On Tuesday, we welcomed 54 new deputies to our Sheriff’s Office family. The graduation ceremony – and each cadet’s pledge to our sacred oath of office – was the culmination of resilience, teamwork, and a passion to serve others.
Our academy training lays the foundation for a deputy’s entire law enforcement career. It equips them with the knowledge, tools, skills, and mindset to carry out our mission and core values.
During their journey, cadets engaged in 1,172 hours of curriculum, ranging from classroom instruction and firearms training to simulations and emergency vehicle operations. The training topics included critical crisis intervention, de-escalation techniques, tactical communications, and the Texas Penal Code.
The camaraderie built over the past 31 weeks will last a lifetime. For many, this bond started on day one. Cadets shared personal stories about what led them to the academy – and what motivated them to keep going.
When one cadet recognized he was struggling with the physical fitness training, he took on the challenge and leaned on a deputy to keep him accountable. The pair met on the weekends to train and build his endurance.
For Deputy Instructor Arispe, the most rewarding aspect of the job is the satisfaction she receives from comparing the cadets she met on the first class day to the ones we saw before us on Tuesday evening.
Each one of our newest deputies pursued this profession for a noble reason. They just took different paths to earn the Pride of Texas patch.
Some dreamed of becoming a police officer since they were a kid. Some followed the footsteps of a family member who wore the same uniform. Some served in the military and saw this as the next chapter in their service to our community. Others may have looked at it as a place to help others.
Deputy Kirksey, who served our country in the U.S. Air Force for six years, and is still serving as a reservist, was on the journey to become a peace officer for nearly a decade. Many times, he found himself starting the cadet application process and putting his dream on hold after receiving a deployment assignment. But the new deputy never lost sight of his calling.
Another new deputy said he will never forget the joy he felt at a local toy drive hosted by a police department. He knows being a good peace officer is more than patrolling a neighborhood – it’s investing in the communities you serve; it’s lending a hand to those in need.

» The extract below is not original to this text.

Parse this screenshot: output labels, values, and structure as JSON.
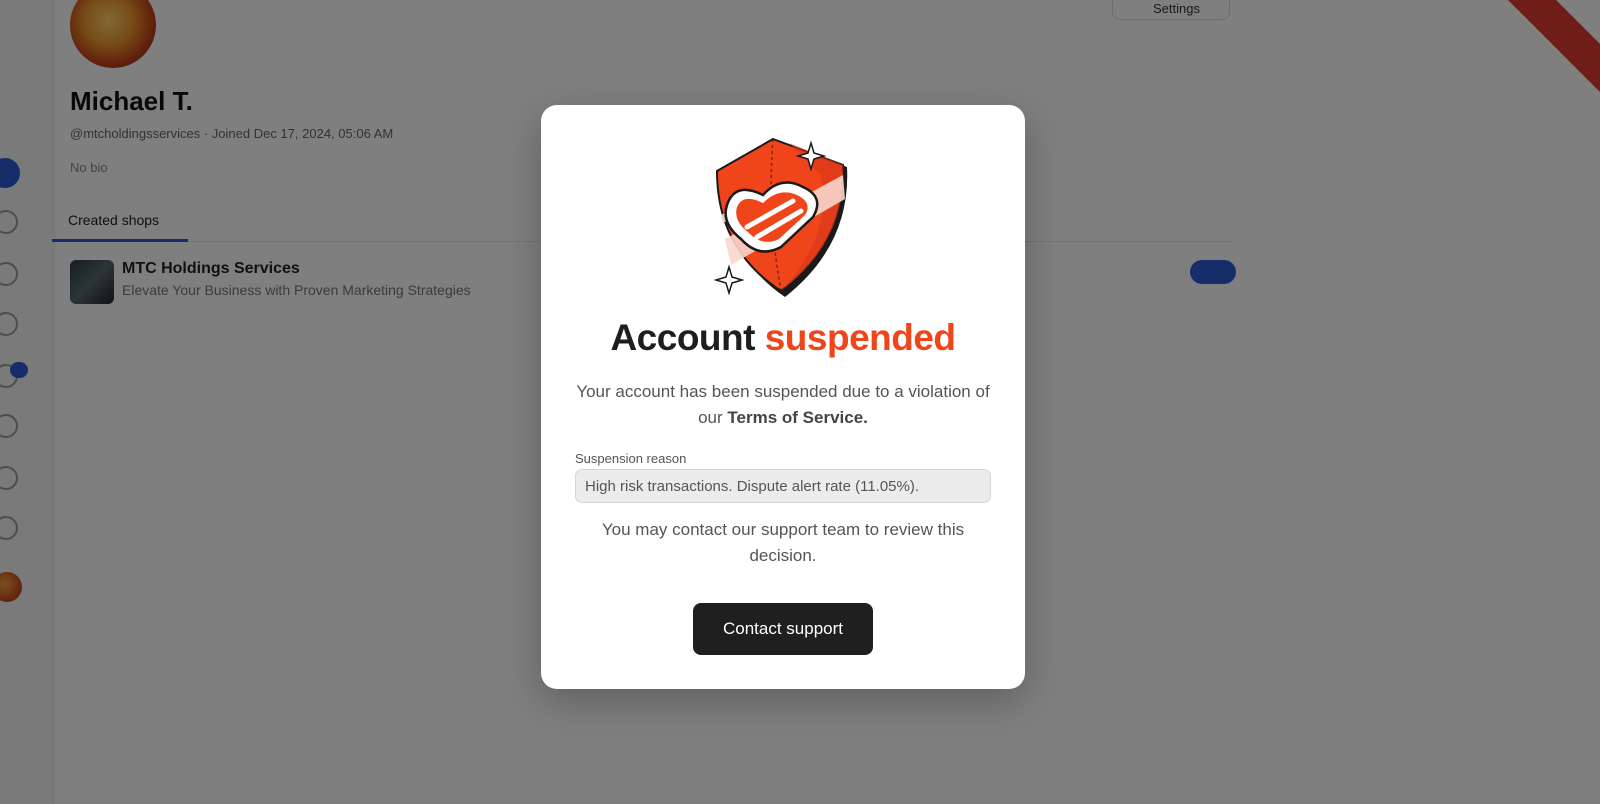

We are also inspired by the story of Deputy Nylander who was motivated to serve after witnessing a grueling civil war in his native hometown of Sierra Leone in West Africa. He saw the heroic actions and sacrifices made by those in uniform first-hand.
The class motto is “Respect All, Fear None.” It means embracing people’s differences and perspectives. It means having an open mind and striving to learn from others. We cannot think of a more fitting motto in this pivotal moment.

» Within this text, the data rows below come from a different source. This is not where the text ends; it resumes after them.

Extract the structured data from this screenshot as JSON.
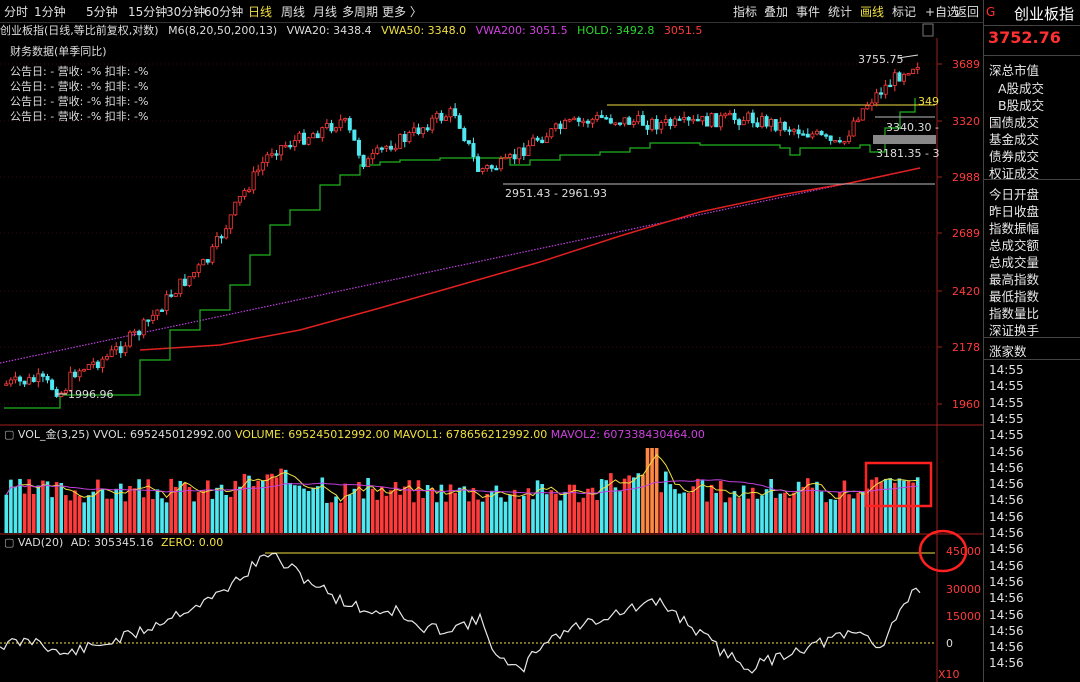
{
  "toolbar": {
    "periods": [
      "分时",
      "1分钟",
      "5分钟",
      "15分钟",
      "30分钟",
      "60分钟",
      "日线",
      "周线",
      "月线",
      "多周期",
      "更多 〉"
    ],
    "active_period": "日线",
    "right_items": [
      "指标",
      "叠加",
      "事件",
      "统计",
      "画线",
      "标记",
      "+自选",
      "返回"
    ],
    "active_right": "画线"
  },
  "main_chart": {
    "name": "创业板指(日线,等比前复权,对数)",
    "indicator": "M6(8,20,50,200,13)",
    "vwa20": "VWA20: 3438.4",
    "vwa50": "VWA50: 3348.0",
    "vwa200": "VWA200: 3051.5",
    "hold": "HOLD: 3492.8",
    "hold_extra": "3051.5",
    "fin_title": "财务数据(单季同比)",
    "fin_rows": [
      "公告日: -   营收: -%   扣非: -%",
      "公告日: -   营收: -%   扣非: -%",
      "公告日: -   营收: -%   扣非: -%",
      "公告日: -   营收: -%   扣非: -%"
    ],
    "y_ticks": [
      "3689",
      "3320",
      "2988",
      "2689",
      "2420",
      "2178",
      "1960"
    ],
    "annotations": {
      "high": "3755.75",
      "low": "1996.96",
      "range1": "2951.43 - 2961.93",
      "range2": "3340.30 -",
      "range3": "3181.35 - 3",
      "level": "349"
    }
  },
  "vol_panel": {
    "name": "VOL_金(3,25)",
    "vvol": "VVOL: 695245012992.00",
    "volume": "VOLUME: 695245012992.00",
    "mavol1": "MAVOL1: 678656212992.00",
    "mavol2": "MAVOL2: 607338430464.00"
  },
  "vad_panel": {
    "name": "VAD(20)",
    "ad": "AD: 305345.16",
    "zero": "ZERO: 0.00",
    "y_ticks": [
      "45000",
      "30000",
      "15000",
      "0",
      "X10"
    ]
  },
  "sidebar": {
    "g_mark": "G",
    "title": "创业板指",
    "price": "3752.76",
    "items": [
      "深总市值",
      "A股成交",
      "B股成交",
      "国债成交",
      "基金成交",
      "债券成交",
      "权证成交",
      "今日开盘",
      "昨日收盘",
      "指数振幅",
      "总成交额",
      "总成交量",
      "最高指数",
      "最低指数",
      "指数量比",
      "深证换手",
      "涨家数"
    ],
    "times": [
      "14:55",
      "14:55",
      "14:55",
      "14:55",
      "14:55",
      "14:56",
      "14:56",
      "14:56",
      "14:56",
      "14:56",
      "14:56",
      "14:56",
      "14:56",
      "14:56",
      "14:56",
      "14:56",
      "14:56",
      "14:56",
      "14:56"
    ]
  },
  "colors": {
    "up": "#ff3b3b",
    "down": "#4ee8f0",
    "ma_green": "#1fb31f",
    "ma_red": "#e02020",
    "ma_purple": "#c040e0",
    "yellow": "#f0e040"
  }
}
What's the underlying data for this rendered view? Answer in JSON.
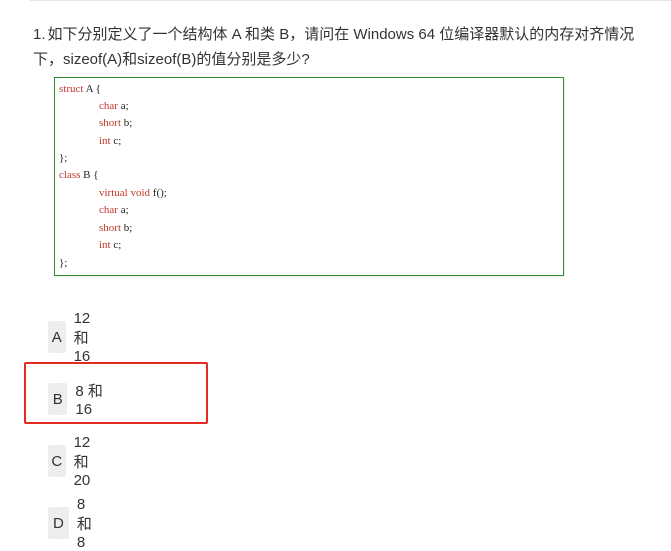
{
  "question": {
    "number": "1.",
    "text": "如下分别定义了一个结构体 A 和类 B，请问在 Windows 64 位编译器默认的内存对齐情况下，sizeof(A)和sizeof(B)的值分别是多少?"
  },
  "code": {
    "lines": [
      {
        "kw": "struct",
        "rest": " A {"
      },
      {
        "kw": "char",
        "rest": " a;"
      },
      {
        "kw": "short",
        "rest": " b;"
      },
      {
        "kw": "int",
        "rest": " c;"
      },
      {
        "kw": "",
        "rest": "};"
      },
      {
        "kw": "class",
        "rest": " B {"
      },
      {
        "kw": "virtual void",
        "rest": " f();"
      },
      {
        "kw": "char",
        "rest": " a;"
      },
      {
        "kw": "short",
        "rest": " b;"
      },
      {
        "kw": "int",
        "rest": " c;"
      },
      {
        "kw": "",
        "rest": "};"
      }
    ]
  },
  "options": [
    {
      "letter": "A",
      "label": "12 和 16"
    },
    {
      "letter": "B",
      "label": "8 和 16"
    },
    {
      "letter": "C",
      "label": "12 和 20"
    },
    {
      "letter": "D",
      "label": "8 和 8"
    }
  ],
  "colors": {
    "code_border": "#2e8b2e",
    "keyword": "#c0392b",
    "highlight": "#e52a24"
  }
}
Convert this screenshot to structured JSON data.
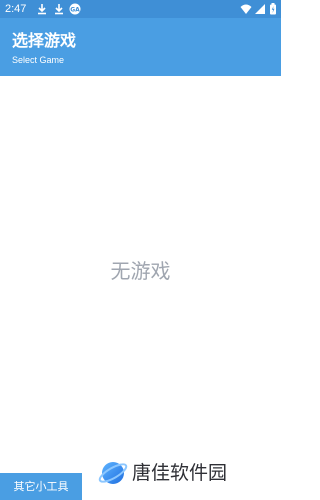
{
  "status_bar": {
    "time": "2:47",
    "icons": [
      "download-icon",
      "download-icon",
      "circle-badge-icon",
      "wifi-icon",
      "signal-icon",
      "battery-icon"
    ],
    "badge_text": "GA"
  },
  "app_bar": {
    "title": "选择游戏",
    "subtitle": "Select Game"
  },
  "main": {
    "empty_text": "无游戏"
  },
  "bottom": {
    "other_tools_label": "其它小工具"
  },
  "watermark": {
    "text": "唐佳软件园"
  },
  "colors": {
    "status_bar": "#3f8fd6",
    "app_bar": "#4a9ee3",
    "empty_text": "#a0a6b0",
    "watermark_text": "#2f3036"
  }
}
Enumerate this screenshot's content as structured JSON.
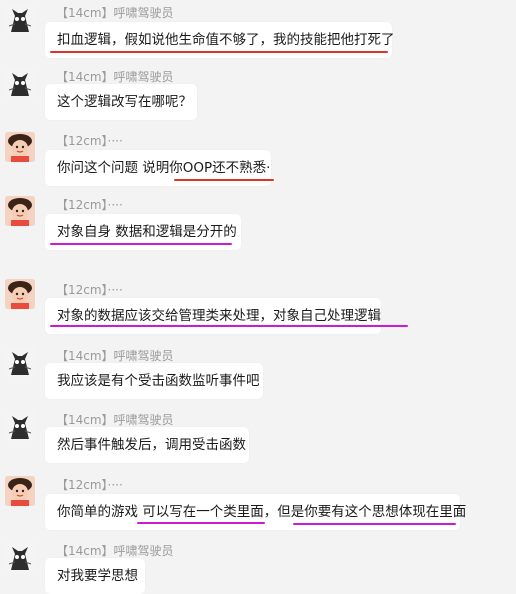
{
  "conversation": [
    {
      "sender": "【14cm】呼啸驾驶员",
      "text": "扣血逻辑，假如说他生命值不够了，我的技能把他打死了",
      "avatar": "cat-avatar"
    },
    {
      "sender": "【14cm】呼啸驾驶员",
      "text": "这个逻辑改写在哪呢？",
      "avatar": "cat-avatar"
    },
    {
      "sender": "【12cm】····",
      "text": "你问这个问题 说明你OOP还不熟悉·",
      "avatar": "kid-avatar"
    },
    {
      "sender": "【12cm】····",
      "text": "对象自身 数据和逻辑是分开的",
      "avatar": "kid-avatar"
    },
    {
      "sender": "【12cm】····",
      "text": "对象的数据应该交给管理类来处理，对象自己处理逻辑",
      "avatar": "kid-avatar"
    },
    {
      "sender": "【14cm】呼啸驾驶员",
      "text": "我应该是有个受击函数监听事件吧",
      "avatar": "cat-avatar"
    },
    {
      "sender": "【14cm】呼啸驾驶员",
      "text": "然后事件触发后，调用受击函数",
      "avatar": "cat-avatar"
    },
    {
      "sender": "【12cm】····",
      "text": "你简单的游戏 可以写在一个类里面，但是你要有这个思想体现在里面",
      "avatar": "kid-avatar"
    },
    {
      "sender": "【14cm】呼啸驾驶员",
      "text": "对我要学思想",
      "avatar": "cat-avatar"
    }
  ],
  "colors": {
    "red_underline": "#e0322a",
    "magenta_underline": "#cc1bd2",
    "bubble": "#ffffff",
    "background": "#f3f3f3"
  }
}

At the podium on Tuesday, I challenged them to handle each call and assignment with pride. Even on what may be their most difficult days, they must have a servant leader’s heart.
We hope this sentiment about who they are and the difference they can make follows them every shift of their career. They are now preparing to enter field training. Today they are meeting faith-based leaders and learning more about the diverse communities in our county. It’s another crucial step to ensure we’re doing all we can to best serve you.
We are proud of them and wish them well. They are the Pride of Texas.